Assessing geoscience major learning objectives using a course-based undergraduate field research experience

Monday 4:30pm-6:00pm SERC Building - Atrium | Poster #32
Poster Session Part of Monday Poster Session


Phil Resor, Wesleyan University
Rachael Barlow, Wesleyan University
Tim Ku, Wesleyan University
Suzanne O'Connell, Wesleyan University
Dana Royer, Wesleyan University
Kim Diver, University of Michigan-Ann Arbor

A key question is how successful geoscience bachelor's degree programs are at building skills students require for future success. In Wesleyan University's Department of Earth and Environmental Sciences (E&ES) we created a novel course-based team-taught research capstone twenty years ago to help ensure that all students build a consistent set of skills.

Our primarily undergraduate department includes 7-8 faculty and graduates ~15 BA students and 2-3 MA students annually. The capstone experience has been a requirement for the E&ES major since 2005. In this capstone, student groups develop and present original research proposals during the fall semester. They then collectively gather data for each project on a multiday January fieldtrip. Finally, they analyze their data and deliver oral and written summaries of their results in the spring semester.

Since 2021 we have surveyed students and alumni to understand better student experience in the major and achievement of learning goals. Seniors (n=29) appreciated being able to do research from start to finish, hone presentation skills, and feel part of a community. However, some also noted redundancy with skills they developed in previous courses or independent research. Seniors (n=27) reported achievement in many department learning goals: conducting research (26%), understanding earth systems (19%), reading primary literature (15%), and communicating results (15%). Alumni (n=78) described the capstone course as one of the most memorable experiences of their college career: 87% indicated that it gave them skills they have used since graduation and 92% liked the course because it let them conduct research alongside classmates. Despite these positive survey results, the capstone receives lower than average student evaluations. We propose that these conflicting results might reflect student's negative perception of learning in the face of high cognitive load associated with original research tasks.

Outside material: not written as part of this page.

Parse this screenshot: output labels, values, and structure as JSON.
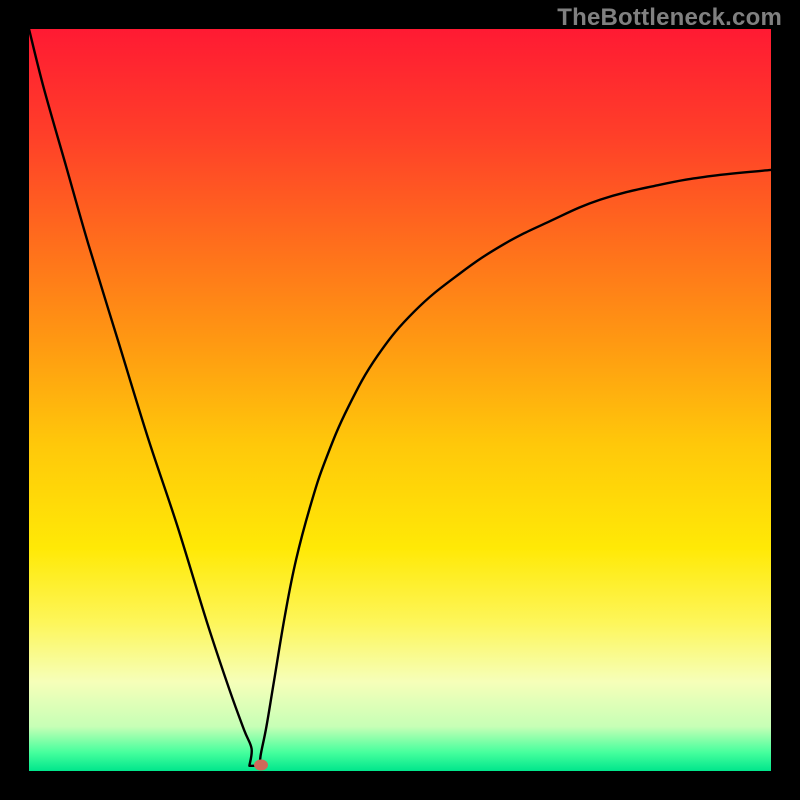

Presentation Media

Poster for Resor et al. (Acrobat (PDF) 3.3MB Jul16 24)